Interesting article in The Intercept about Facebook’s attempt to achieve ideological balance in its banning practices by juxtaposing its purge of QAnon-related accounts with one of Antifa ones. Whether such equivalence is at all warranted on its merits is largely beside the point: FB finds itself in exactly the same situation as the old-media publishers of yore, desperate for the public to retain the perception of its equidistance. Antifa was merely the most media-salient target available for this type of operation.
It is unclear to me that there still is a significant middle-ground public who cares about this type of equidistance in its editorial gatekeepers, so perhaps the more cynical suspicions, such as Natasha Lennard’s, that this is simply a move to curry favor with the current Administration in the middle of an election might not be off-track. What is more significant in the long term is that the content-moderation scrutiny FB now undergoes, chiefly because of its size, will only intensify going forward, forcing it to conduct ever more of these censoring operations. This restriction on debate will, in turn, eventually and progressively push more radical political discourse elsewhere online.
On the whole, I think this is a positive development: organizations that think of themselves as radically anti-establishment should own up to the fact that there is no reason they should count on being platformed by so integral a part of the contemporary establishment as FB. Public space for political mobilization is not confined to the internet, and the internet is not confined to giant social media platforms.
I just read a story by Tanya Basu (in the MIT Technology Review) about the use of single-page websites (created through services such as Bio.fm and Carrd) to convey information about recent political mobilizations in the US. It’s very interesting how the new generation of social-justice activists is weaning itself from exclusive reliance on the major social media platforms in its search for anonymity, simplicity and accessibility. These ways of communicating information, as Basu underlines, bespeak an anti-influencer mentality: it’s the info that comes first, not the author.
It is early to say whether the same issues of content moderation, pathological speech, and censorship will crop up on these platforms, as well, but for the time being it is good to see some movement in this space.

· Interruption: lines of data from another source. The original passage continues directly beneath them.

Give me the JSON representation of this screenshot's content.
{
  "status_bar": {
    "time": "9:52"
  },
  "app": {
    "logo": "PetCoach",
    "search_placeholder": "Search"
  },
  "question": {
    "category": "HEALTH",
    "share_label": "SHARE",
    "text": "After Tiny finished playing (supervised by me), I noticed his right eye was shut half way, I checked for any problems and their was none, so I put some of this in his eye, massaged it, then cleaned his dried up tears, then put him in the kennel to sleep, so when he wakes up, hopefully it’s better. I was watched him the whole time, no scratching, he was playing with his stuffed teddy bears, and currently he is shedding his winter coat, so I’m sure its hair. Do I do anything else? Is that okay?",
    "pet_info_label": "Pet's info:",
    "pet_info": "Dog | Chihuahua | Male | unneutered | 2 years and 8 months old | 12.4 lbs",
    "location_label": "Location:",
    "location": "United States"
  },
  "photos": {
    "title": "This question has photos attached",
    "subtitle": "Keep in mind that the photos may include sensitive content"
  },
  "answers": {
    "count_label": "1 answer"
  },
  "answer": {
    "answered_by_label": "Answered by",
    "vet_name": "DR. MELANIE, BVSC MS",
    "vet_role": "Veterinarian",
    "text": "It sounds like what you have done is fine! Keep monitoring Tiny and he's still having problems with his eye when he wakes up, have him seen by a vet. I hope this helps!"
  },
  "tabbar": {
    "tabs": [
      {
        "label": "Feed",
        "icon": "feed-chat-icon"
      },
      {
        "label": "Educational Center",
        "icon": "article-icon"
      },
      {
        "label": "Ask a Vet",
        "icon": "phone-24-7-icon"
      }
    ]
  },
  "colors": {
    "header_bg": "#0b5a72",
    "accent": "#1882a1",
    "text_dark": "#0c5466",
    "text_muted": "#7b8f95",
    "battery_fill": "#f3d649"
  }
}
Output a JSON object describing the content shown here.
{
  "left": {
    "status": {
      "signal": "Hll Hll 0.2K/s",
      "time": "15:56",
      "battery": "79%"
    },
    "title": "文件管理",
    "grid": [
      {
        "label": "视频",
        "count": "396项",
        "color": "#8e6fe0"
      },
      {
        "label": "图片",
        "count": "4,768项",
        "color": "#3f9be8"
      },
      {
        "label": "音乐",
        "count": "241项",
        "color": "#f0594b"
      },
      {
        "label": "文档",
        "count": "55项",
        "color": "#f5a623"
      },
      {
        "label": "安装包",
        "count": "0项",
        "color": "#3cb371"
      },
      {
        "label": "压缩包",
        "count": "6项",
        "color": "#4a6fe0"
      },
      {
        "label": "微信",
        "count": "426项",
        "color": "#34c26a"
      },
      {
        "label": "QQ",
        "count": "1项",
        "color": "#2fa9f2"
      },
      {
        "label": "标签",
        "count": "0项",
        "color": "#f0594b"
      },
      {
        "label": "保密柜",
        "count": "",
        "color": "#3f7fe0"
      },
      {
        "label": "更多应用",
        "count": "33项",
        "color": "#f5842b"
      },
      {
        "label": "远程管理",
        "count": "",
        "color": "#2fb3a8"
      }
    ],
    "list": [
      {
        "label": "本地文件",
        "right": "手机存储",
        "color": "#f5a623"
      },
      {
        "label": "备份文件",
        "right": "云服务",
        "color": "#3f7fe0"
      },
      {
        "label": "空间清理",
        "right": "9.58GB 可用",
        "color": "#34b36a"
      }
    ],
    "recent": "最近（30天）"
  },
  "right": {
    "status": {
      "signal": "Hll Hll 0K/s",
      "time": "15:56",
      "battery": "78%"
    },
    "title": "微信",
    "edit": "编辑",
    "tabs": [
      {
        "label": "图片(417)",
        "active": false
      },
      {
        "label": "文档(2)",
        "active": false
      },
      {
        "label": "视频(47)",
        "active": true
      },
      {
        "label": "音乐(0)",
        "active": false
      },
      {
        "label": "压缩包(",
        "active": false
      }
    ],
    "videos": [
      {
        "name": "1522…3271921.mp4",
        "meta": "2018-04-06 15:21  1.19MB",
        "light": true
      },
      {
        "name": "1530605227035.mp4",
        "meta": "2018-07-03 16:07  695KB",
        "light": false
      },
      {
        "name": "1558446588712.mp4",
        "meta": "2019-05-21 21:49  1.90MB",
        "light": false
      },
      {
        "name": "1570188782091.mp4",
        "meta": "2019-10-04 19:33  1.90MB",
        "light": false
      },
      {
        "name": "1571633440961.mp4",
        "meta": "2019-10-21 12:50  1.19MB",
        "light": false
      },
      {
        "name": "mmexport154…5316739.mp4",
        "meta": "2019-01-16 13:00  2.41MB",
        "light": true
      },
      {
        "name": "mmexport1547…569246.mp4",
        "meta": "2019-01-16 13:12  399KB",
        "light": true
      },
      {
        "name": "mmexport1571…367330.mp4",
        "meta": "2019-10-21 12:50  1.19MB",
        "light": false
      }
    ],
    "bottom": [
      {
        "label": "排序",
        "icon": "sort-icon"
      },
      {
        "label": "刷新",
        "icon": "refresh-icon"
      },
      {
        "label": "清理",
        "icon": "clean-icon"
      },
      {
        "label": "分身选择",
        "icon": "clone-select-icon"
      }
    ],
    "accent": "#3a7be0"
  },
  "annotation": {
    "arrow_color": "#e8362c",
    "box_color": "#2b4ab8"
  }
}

Yesterday I attended an online panel organized by the Atlantic Council with government (Matt Masterson of CISA), think-tank (Alicia Wanless of the Carnegie Endowment for International Peace and Clara Tsao of the AC’s DFRLab) and industry figures (Nathaniel Gleicher of FB and Yoel Roth of Twitter) on steps being taken to guarantee the integrity of the electoral process in the US this Fall. The general sense was that the current ecosystem is much less vulnerable to disinformation than the last presidential cycle, four years ago, and this despite the unprecedented challenges of the current election. However, the most interesting panelist, Wanless, was also the least bullish about the process.
Back in the Spring, digital contact tracing was heralded as the hi-tech path out of the pandemic. With the benefit of six months of hindsight, the limitations of the approach have become clear [see Schneier for a concise summing-up of its shortcomings].
While digital contact tracing’s notional benefits seem to belong squarely in the realm of security theater (i.e., showing the public that Something Is Being Done), its potential for justifying intrusive surveillance remains intact. Two recent news items illustrate this dynamic. A small liberal arts college in Michigan is forcing its students to download a contact-tracing app (and apparently a security vulnerability-riddled one, at that) as a condition for being allowed on campus. Meanwhile, the delegates to the Republican National Convention reportedly are to wear “smart badges” (originally developed for tracking pallets) to record their movements through the convention venue in Charlotte. While higher education has long been a laboratory of choice for surveillance technology experimentation, I would have expected the libertarian wing of the GOP to kick up more of a fuss over this kind of intrusion.
A couple of scholarly articles read today on cyberwarfare. The first, a long piece by James Shires in the Texas National Security Review, speaks to a long-term thread of interest for me, namely the (imperfect) mapping of real-world alliances with operations in the cyber domain: the UAE, Qatar, and Saudi Arabia, although strategic partners of the US in the Gulf region, nonetheless targeted Hack-and-leak (HLO) operations at the US.
Shires underscores the patina of authenticity that leaks hold, and does a good job of showing how HLOs connect them with Bruce Schneier’s concept of “organizational doxxing”. In describing these HLOs as “simulations of scandal “, he leverages theoretical understandings of the phenomenon such as that of Jean Baudrillard. Standards of truth emerge as a major object of manipulation, but the key stake is whether the public will focus on the hack or the leak as the essence of the story.
The second article, by Kristen Eichensehr at justsecurity.org, reflects on the technical and legal process of attribution of cyberattacks. It argues in favor of the creation of a norm of customary international law obliging States to provide evidence when they attribute acts of cyberwarfare to a State or non-State actor. How to guarantee the credibility of the evidence and of the entity providing it (whether a centralized international body, a government agency, or a think-tank, academic institution, or private company) remains somewhat vague under her proposal.